Sustainable forest management can take place without timber certification. Conversely, the extent to which certification can help to improve forest management remains unclear, while its economic costs may be significant. The illusion that certification can induce sustainable forest management at no cost, even on a moderate scale, must be dispelled. This is particularly true for tropical countries, where there is still a great need to bring forests designated for timber production under proper management.
Instead of considering certification as "inevitable", policy-makers may want to give serious thought to alternative options, even if they bear budgetary implications. Possible alternative instruments include an international production-related compensatory agreement (Bach and Gram, 1993), a scheme of international registration of forests (similar to wetlands registration under the Ramsar Convention) (Kiekens, Faure and Gabus, 1995), and the long overdue reinforcement of international support to the development and implementation of National Forest Action Plans.
Bach, C.F. & Gram, S. 1993. The tropical timber triangle - a production-related agreement on tropical timber.
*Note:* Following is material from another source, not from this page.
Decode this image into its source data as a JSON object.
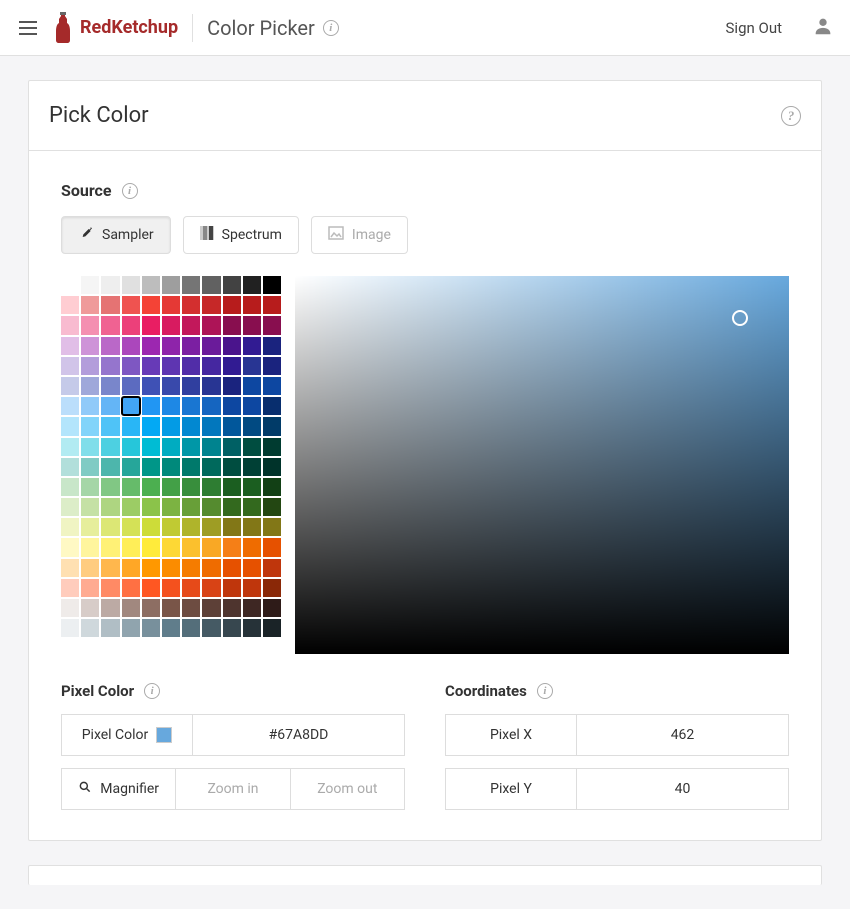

Copenhagen, Department of Economics and Natural Resources, Royal Veterinary and Agricultural University.
EC. 1995. Draft terms of reference. European Working Group on Timber Certification. Brussels, European Commission.
Kiekens, J.-P. 1995. Europe and tropical timber. Ecodecision. (in press)
Kiekens, J.-P, Faure, J.-J. & Gabus, A. 1995. Aménagement forestier durable, enregistrement international des forêts et éco-certification du bois. Report submitted to the French Ministry of Co-operation and the European Commission. Brussels, Environmental Strategies Europe.
Zolty, A. 1995. Le compromis ACP/UE: un petit joyau d'inconsistance. Afrique Agriculture (June).